  1. Review the above table and click the link to open the corresponding Development Section Project that you require help from.
  2. Within each GitLab Project there is a ReadMe (displayed on the project page):
    1. Read the Support Engineer User Guidance section and follow the steps outlined.
    2. Read the Development groups and their corresponding templates section and use the Handbook links provided if you are unsure as to which Section Sub Group and corresponding template you should use.
  3. Before submitting a new issue search the existing issues to check if a similar request has been made before.
  4. If not, then submit a new issue to the project using the template you’ve identified.
    • If the issue is not automatically assigned to the relevant developers for triaging, review the template for instructions on who to assign to.
  5. Assign the correct severity label as outlined in the corresponding ‘Project ReadMe.’ Additionally, if necessary, advocate for the customer by including a ‘Customer Impact’ statement in the issue.

Tips on getting timely responses

  1. Review the Opening a request for help to ensure all steps were covered.
  2. If an issue is moved to another group (through a label change or moving to another project), check the corresponding template for the new group to see who to assign or mention in a comment.
  3. When linking to Kibana, also upload a copy of relevant entries, a screenshot of the graph, etc. as logs rotate out after 7 days. If possible, also link to the relevant Sentry entry.

Escalate to unblock a request

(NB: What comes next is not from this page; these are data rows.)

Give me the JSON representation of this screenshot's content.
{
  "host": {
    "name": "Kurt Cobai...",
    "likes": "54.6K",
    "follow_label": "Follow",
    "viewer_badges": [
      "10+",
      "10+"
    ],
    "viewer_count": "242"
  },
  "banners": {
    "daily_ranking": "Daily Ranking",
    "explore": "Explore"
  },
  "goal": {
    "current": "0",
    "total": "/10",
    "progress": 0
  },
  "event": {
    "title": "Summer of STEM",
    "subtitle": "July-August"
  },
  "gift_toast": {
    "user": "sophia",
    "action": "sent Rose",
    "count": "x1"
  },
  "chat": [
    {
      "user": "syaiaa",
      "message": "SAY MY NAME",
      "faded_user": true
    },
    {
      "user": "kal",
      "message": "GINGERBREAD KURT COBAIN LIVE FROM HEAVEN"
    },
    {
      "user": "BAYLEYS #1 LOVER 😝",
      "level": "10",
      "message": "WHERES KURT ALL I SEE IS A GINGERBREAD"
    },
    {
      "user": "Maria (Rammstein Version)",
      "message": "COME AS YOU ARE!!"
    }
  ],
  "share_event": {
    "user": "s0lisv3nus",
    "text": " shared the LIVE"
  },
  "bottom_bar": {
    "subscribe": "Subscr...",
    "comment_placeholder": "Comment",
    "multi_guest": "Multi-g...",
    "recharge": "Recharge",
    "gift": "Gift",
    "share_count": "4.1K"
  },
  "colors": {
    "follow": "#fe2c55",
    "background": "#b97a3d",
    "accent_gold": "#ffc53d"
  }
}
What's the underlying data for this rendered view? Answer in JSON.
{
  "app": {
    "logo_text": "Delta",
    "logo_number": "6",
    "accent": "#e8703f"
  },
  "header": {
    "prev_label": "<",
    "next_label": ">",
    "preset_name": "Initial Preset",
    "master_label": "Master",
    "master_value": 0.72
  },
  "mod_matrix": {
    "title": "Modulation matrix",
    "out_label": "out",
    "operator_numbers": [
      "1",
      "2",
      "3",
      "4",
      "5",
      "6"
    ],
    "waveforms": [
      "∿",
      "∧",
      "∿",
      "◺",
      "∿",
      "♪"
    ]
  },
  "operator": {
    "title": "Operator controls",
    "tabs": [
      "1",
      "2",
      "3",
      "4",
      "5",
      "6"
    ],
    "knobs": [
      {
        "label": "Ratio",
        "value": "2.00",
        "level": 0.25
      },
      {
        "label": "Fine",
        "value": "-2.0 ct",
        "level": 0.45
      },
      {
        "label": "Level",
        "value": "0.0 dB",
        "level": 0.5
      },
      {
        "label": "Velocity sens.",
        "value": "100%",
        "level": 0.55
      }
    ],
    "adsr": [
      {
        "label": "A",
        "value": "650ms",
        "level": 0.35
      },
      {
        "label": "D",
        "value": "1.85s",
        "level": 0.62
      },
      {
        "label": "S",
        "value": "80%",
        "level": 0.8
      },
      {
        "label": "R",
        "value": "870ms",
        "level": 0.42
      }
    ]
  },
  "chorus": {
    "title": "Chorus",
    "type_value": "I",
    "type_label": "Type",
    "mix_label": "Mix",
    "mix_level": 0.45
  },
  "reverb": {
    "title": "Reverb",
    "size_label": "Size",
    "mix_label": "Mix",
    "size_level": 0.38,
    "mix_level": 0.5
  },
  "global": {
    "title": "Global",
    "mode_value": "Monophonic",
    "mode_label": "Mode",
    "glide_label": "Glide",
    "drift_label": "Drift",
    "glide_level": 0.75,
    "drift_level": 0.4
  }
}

If you encounter any problems, such as obtaining a timely response from Development, then please take the following steps:

  1. Review the contacts listed in the issue template and check slack or their GitLab status to see if they are on PTO. If they are on PTO, check slack for their backup and ping them via the issue, otherwise ping the primary contact requesting an update via the issue.
  2. Feel empowered to ping the corresponding Development Subgroup slack channel along with a link to the issue, requesting an update.
  3. Make the corresponding Development Subgroup Engineering Manager aware via the issue. You can identify the relevant Engineering Manager by checking the Development Group Handbook Page from each Projects ReadMe Section which provides a section named Development Groups with their corresponding templates and labels.
  4. Consider reaching out to a Support Engineering Manager for further guidance.

Prior to closing a request for help

  1. Lastly, prior to closing the issue please review the information within to determine if any of it can be used to update the GitLab documentation, if any of the information is a candidate to be considered for updating the GitLab documentation then add the label documentation::candidate so that the issue can be identifiable for future use. If you have actually updated the GitLab documentation then please add a link to the MR to the issue and add the label documentation::created.

General Troubleshooting Resources

Every problem is a little bit different. Sometimes it makes sense to try a different troubleshooting technique. These resources talk about general purpose approaches to troubleshooting:

Last modified September 19, 2023: Add tips on RFH responses (aef0544a)